++++ SOURCE RECORDS ++++
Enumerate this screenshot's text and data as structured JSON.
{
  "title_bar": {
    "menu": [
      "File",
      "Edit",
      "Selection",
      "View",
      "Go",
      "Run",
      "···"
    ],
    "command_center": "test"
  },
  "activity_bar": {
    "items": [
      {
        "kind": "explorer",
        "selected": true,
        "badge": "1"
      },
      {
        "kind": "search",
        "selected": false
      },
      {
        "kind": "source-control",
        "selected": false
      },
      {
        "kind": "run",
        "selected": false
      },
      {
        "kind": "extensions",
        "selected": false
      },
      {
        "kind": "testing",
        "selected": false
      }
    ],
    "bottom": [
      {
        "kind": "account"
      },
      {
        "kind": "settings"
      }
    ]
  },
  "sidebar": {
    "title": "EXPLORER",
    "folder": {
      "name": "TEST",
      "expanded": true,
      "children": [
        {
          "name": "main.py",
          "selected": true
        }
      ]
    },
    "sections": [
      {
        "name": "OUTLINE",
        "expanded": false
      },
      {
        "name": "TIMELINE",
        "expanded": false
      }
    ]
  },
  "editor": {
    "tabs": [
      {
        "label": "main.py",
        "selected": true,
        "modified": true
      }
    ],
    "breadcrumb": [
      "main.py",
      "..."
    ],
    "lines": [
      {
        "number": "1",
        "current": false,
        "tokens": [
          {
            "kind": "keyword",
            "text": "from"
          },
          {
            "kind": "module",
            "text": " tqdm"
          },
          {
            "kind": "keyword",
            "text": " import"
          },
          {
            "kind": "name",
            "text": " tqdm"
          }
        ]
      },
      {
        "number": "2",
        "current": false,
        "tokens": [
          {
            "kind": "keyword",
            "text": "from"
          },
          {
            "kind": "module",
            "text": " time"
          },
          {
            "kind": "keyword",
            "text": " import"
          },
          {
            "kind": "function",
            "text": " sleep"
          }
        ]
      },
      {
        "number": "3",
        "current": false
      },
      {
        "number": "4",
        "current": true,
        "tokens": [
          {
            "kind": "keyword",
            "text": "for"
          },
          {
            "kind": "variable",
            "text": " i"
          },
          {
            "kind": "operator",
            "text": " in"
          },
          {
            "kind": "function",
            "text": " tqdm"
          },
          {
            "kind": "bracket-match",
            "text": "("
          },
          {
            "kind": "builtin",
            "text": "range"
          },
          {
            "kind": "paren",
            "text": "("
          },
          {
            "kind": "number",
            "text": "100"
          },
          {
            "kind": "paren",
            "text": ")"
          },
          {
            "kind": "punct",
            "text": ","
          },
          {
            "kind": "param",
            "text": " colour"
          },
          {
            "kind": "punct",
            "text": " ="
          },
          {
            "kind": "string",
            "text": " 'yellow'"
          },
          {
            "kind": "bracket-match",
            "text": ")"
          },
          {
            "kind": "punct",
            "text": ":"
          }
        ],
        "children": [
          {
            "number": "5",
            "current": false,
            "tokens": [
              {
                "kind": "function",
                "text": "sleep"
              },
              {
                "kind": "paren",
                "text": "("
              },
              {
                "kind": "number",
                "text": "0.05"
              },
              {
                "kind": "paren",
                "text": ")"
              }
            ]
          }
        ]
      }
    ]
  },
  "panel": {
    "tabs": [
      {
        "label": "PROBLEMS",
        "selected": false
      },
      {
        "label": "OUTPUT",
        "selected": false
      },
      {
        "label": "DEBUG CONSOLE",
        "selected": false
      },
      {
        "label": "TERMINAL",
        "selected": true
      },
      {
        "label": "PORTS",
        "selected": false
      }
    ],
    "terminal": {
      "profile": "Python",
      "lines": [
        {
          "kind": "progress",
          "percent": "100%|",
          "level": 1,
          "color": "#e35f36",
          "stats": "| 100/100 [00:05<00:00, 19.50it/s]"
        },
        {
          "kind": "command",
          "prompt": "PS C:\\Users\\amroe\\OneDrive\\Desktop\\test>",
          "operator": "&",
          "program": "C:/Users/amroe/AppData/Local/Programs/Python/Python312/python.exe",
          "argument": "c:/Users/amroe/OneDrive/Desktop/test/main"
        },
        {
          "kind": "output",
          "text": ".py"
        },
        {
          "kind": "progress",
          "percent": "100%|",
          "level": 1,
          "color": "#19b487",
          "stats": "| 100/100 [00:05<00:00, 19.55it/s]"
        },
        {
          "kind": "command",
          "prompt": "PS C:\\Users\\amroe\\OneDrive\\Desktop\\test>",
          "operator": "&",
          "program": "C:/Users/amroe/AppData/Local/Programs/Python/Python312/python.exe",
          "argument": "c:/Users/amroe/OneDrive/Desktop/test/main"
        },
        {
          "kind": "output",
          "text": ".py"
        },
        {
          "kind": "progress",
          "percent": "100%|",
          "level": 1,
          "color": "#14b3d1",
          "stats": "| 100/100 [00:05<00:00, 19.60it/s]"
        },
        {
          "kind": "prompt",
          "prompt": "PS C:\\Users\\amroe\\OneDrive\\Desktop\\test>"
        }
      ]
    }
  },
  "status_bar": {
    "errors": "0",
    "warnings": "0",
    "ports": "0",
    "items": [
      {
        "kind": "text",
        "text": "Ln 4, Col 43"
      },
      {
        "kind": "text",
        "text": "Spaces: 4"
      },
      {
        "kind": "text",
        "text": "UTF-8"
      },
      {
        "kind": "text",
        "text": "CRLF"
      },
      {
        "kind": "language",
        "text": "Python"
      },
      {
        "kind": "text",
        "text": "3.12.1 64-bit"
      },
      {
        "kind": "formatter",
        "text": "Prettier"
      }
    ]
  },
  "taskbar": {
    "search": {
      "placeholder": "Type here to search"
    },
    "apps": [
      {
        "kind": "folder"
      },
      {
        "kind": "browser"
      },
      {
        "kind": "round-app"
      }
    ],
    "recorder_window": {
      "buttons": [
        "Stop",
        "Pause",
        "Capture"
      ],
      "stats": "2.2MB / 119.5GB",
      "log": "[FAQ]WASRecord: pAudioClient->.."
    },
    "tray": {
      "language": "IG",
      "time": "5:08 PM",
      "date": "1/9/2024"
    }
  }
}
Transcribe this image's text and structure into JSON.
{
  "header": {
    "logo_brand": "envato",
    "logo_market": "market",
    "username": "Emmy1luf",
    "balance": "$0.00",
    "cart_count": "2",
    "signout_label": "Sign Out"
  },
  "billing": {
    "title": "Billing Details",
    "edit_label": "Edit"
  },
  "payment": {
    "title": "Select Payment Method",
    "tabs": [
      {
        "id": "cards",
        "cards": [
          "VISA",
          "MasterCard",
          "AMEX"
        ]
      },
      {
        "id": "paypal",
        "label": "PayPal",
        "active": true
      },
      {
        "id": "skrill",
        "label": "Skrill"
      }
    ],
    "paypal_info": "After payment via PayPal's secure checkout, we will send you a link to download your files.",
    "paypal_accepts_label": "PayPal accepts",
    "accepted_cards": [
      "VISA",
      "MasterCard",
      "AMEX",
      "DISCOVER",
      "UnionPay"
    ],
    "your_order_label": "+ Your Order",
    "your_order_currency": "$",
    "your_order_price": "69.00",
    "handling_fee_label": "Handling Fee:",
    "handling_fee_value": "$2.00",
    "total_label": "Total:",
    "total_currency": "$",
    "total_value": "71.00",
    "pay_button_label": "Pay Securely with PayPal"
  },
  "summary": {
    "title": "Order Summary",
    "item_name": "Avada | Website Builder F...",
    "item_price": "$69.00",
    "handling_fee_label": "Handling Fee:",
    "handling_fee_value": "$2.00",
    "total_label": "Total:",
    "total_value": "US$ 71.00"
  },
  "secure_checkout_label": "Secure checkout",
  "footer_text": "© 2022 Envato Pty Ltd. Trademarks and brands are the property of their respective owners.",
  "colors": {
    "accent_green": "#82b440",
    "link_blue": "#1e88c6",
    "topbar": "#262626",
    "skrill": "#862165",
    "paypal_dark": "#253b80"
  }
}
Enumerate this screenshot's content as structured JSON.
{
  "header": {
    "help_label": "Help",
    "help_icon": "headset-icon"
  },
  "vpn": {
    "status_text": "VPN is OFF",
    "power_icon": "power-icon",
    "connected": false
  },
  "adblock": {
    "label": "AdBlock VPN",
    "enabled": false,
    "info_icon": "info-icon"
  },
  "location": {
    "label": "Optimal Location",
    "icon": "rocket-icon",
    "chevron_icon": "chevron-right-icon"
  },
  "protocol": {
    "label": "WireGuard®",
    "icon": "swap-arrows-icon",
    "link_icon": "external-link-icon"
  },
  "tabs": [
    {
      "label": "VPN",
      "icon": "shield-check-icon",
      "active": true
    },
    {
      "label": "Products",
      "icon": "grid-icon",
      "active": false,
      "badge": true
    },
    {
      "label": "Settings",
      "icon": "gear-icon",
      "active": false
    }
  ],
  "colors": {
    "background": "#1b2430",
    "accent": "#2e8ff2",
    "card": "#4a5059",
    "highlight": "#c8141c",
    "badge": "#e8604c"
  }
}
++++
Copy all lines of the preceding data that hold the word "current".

        "current": false,
        "current": false,
        "current": false
        "current": true,
            "current": false,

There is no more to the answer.